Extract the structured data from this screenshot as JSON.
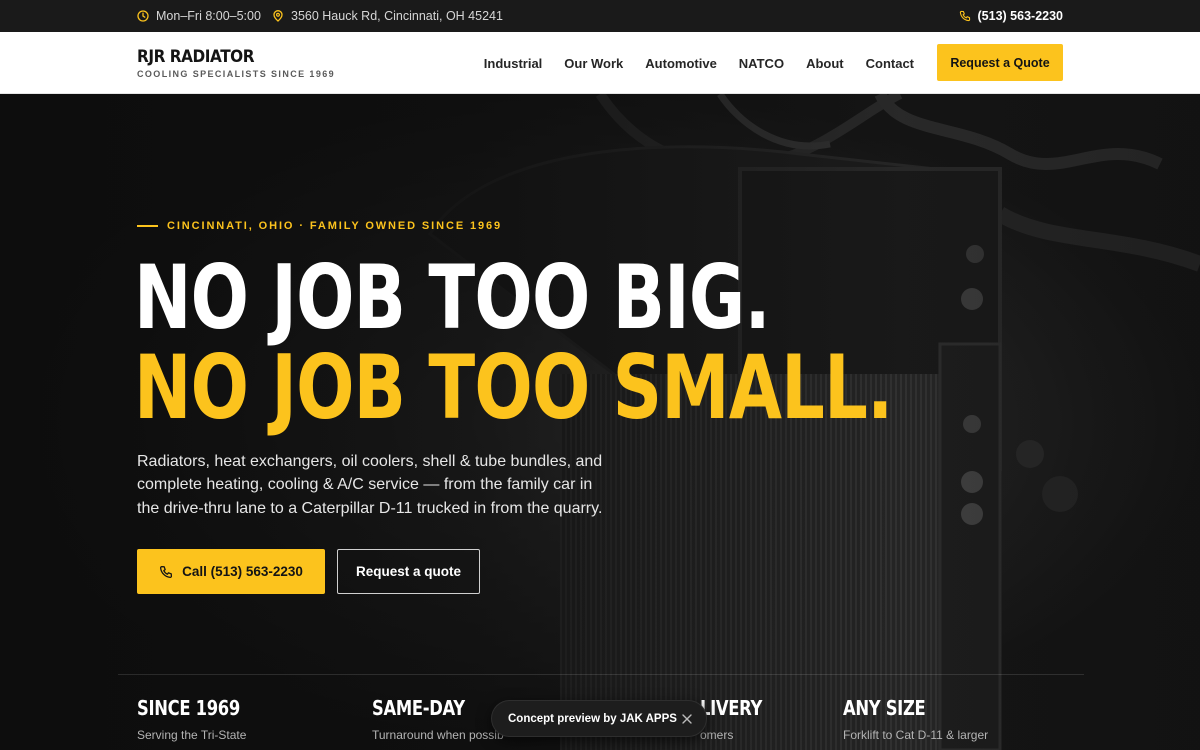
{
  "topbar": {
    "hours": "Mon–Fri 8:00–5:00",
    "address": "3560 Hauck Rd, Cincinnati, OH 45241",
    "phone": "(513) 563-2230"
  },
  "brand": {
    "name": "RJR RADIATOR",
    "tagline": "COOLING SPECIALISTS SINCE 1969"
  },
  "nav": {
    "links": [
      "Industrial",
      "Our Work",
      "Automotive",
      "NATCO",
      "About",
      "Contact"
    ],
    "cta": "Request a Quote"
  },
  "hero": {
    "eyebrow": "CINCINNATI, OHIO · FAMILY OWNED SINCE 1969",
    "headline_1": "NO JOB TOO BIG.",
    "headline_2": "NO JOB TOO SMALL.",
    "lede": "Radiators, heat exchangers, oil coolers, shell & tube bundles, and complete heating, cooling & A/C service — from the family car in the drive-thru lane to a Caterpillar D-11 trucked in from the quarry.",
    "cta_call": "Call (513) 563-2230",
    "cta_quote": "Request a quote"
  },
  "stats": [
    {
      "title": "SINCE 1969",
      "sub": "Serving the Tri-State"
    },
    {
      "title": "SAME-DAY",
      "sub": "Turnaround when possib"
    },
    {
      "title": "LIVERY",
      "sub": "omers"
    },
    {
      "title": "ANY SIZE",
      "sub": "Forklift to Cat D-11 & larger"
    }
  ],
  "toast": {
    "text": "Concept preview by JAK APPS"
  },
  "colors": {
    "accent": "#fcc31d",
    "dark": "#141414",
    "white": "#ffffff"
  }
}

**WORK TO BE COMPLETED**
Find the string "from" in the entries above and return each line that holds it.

**OUTPUT FOR THIS EXERCISE**
Extract the structured data from this screenshot as JSON.
    "lede": "Radiators, heat exchangers, oil coolers, shell & tube bundles, and complete heating, cooling & A/C service — from the family car in the drive-thru lane to a Caterpillar D-11 trucked in from the quarry.",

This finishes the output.